Global Fund To Fight Aids, TB, and Malaria


Global Fund to Fight AIDS, Tuberculosis, and Malaria funding combats infectious disease in over 135 nations fully integrating with PEPFAR services worldwide. For every US $100 million invested in Global Fund-supported programs will do the following:

  • Save more than 130,000 lives through programs supported by the Global Fund, and;

  • Avert up to 1.9 million new infections or cases across the three diseases, and;

  • Provide antiretroviral therapy for more than 100,000 people, and;

  • Provide treatment for 31,000 women to prevent passing HIV to their babies, and;

  • Provide tuberculosis (TB) treatment and care for 153,000 people, and;

  • Provide 4,300 people with treatment for multidrug-resistant TB, and;

  • Distribute 6.2 million mosquito nets to protect children and families from malaria, and;

  • Provide indoor residual spraying for 1.2 million households to protect children and families from malaria, and;

  • Spur domestic investment of US$300 million toward the three diseases, and;

  • Create US $2.2 billion in long-term economic gains.

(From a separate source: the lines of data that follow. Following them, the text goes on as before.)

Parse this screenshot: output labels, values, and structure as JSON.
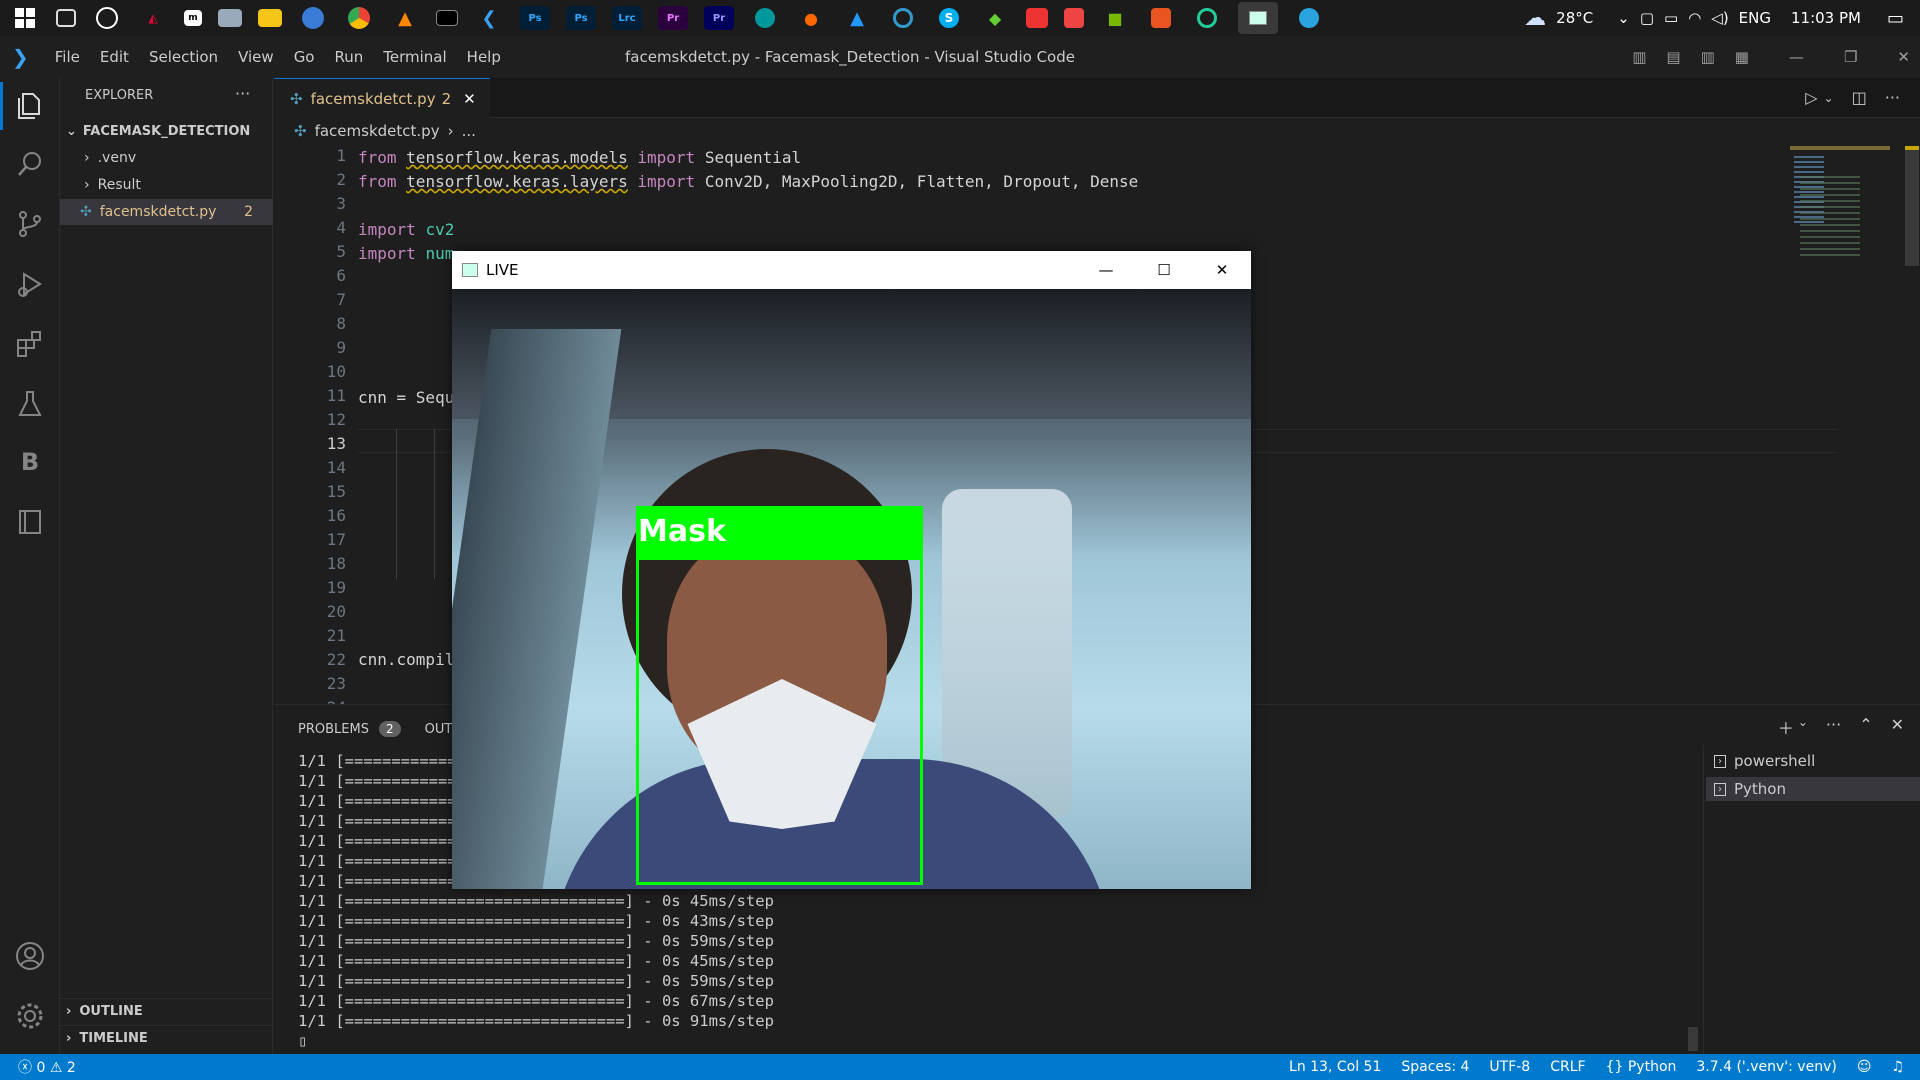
{
  "taskbar": {
    "weather": "28°C",
    "language": "ENG",
    "time": "11:03 PM"
  },
  "menubar": {
    "items": [
      "File",
      "Edit",
      "Selection",
      "View",
      "Go",
      "Run",
      "Terminal",
      "Help"
    ],
    "window_title": "facemskdetct.py - Facemask_Detection - Visual Studio Code"
  },
  "explorer": {
    "header": "EXPLORER",
    "more": "···",
    "folder": "FACEMASK_DETECTION",
    "items": [
      ".venv",
      "Result",
      "facemskdetct.py"
    ],
    "file_problem_count": "2",
    "outline": "OUTLINE",
    "timeline": "TIMELINE"
  },
  "editor": {
    "tab_label": "facemskdetct.py",
    "tab_badge": "2",
    "breadcrumb_file": "facemskdetct.py",
    "breadcrumb_more": "...",
    "line_numbers": [
      "1",
      "2",
      "3",
      "4",
      "5",
      "6",
      "7",
      "8",
      "9",
      "10",
      "11",
      "12",
      "13",
      "14",
      "15",
      "16",
      "17",
      "18",
      "19",
      "20",
      "21",
      "22",
      "23",
      "24"
    ],
    "lines": {
      "l1_kw1": "from",
      "l1_mod": "tensorflow.keras.models",
      "l1_kw2": "import",
      "l1_rest": "Sequential",
      "l2_kw1": "from",
      "l2_mod": "tensorflow.keras.layers",
      "l2_kw2": "import",
      "l2_rest": "Conv2D, MaxPooling2D, Flatten, Dropout, Dense",
      "l4_kw": "import",
      "l4_rest": "cv2",
      "l5_kw": "import",
      "l5_rest": "num",
      "l11": "cnn = Sequ",
      "l22": "cnn.compil"
    }
  },
  "panel": {
    "tab_problems": "PROBLEMS",
    "problems_count": "2",
    "tab_output": "OUT",
    "terminals": [
      "powershell",
      "Python"
    ],
    "term_lines_partial": [
      "1/1 [============",
      "1/1 [============",
      "1/1 [============",
      "1/1 [============",
      "1/1 [============",
      "1/1 [============",
      "1/1 [============"
    ],
    "term_lines_full": [
      "1/1 [==============================] - 0s 45ms/step",
      "1/1 [==============================] - 0s 43ms/step",
      "1/1 [==============================] - 0s 59ms/step",
      "1/1 [==============================] - 0s 45ms/step",
      "1/1 [==============================] - 0s 59ms/step",
      "1/1 [==============================] - 0s 67ms/step",
      "1/1 [==============================] - 0s 91ms/step"
    ],
    "cursor_line": "▯"
  },
  "live_window": {
    "title": "LIVE",
    "detection_label": "Mask",
    "label_color": "#00ff00"
  },
  "statusbar": {
    "errors": "0",
    "warnings": "2",
    "position": "Ln 13, Col 51",
    "spaces": "Spaces: 4",
    "encoding": "UTF-8",
    "eol": "CRLF",
    "language": "Python",
    "interpreter": "3.7.4 ('.venv': venv)"
  },
  "colors": {
    "accent": "#007acc",
    "tab_modified": "#e2c08d"
  }
}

Largely because of America’s strong bipartisan leadership, the world has made remarkable progress in the fights against HIV/AIDS over the last 15 years. For the first time ever, scientists see a pathway for not just controlling the diseases, but for defeating it. Key legislation for HIV/AIDS includes the following: 

PEPFAR (President's Emergency Plan for AIDS Relief) funding focuses on prevention, care and treatment, and the support of children affected and infected by HIV and AIDS. In 2016, PEPFAR programs achieved the following historic results:

  • 11.5 million men, women, and children on life-saving antiretroviral treatment

  • Prevented nearly 2 million babies from being born with HIV, who would otherwise have been infected

  • 1.1 million children are on life-saving antiretroviral treatment

  • More than 1 million adolescent girls and young women were reached with critical comprehensive HIV prevention intervention

  • 6.2 million orphans and vulnerable children received care and support

  • 220,000 new health care workers trained to deliver HIV and other health services

  • 74.3 million people received HIV testing and counseling

Malarial programs treat, prevent, and control this deadly disease with the vision of ending preventable child and maternal deaths. The programs also build government capacity to treat and prevent malaria.

Tuberculosis programs screen, diagnose, and treat millions of people each year affected by the leading infectious disease killer globally in order to cure and prevent the spread of TB.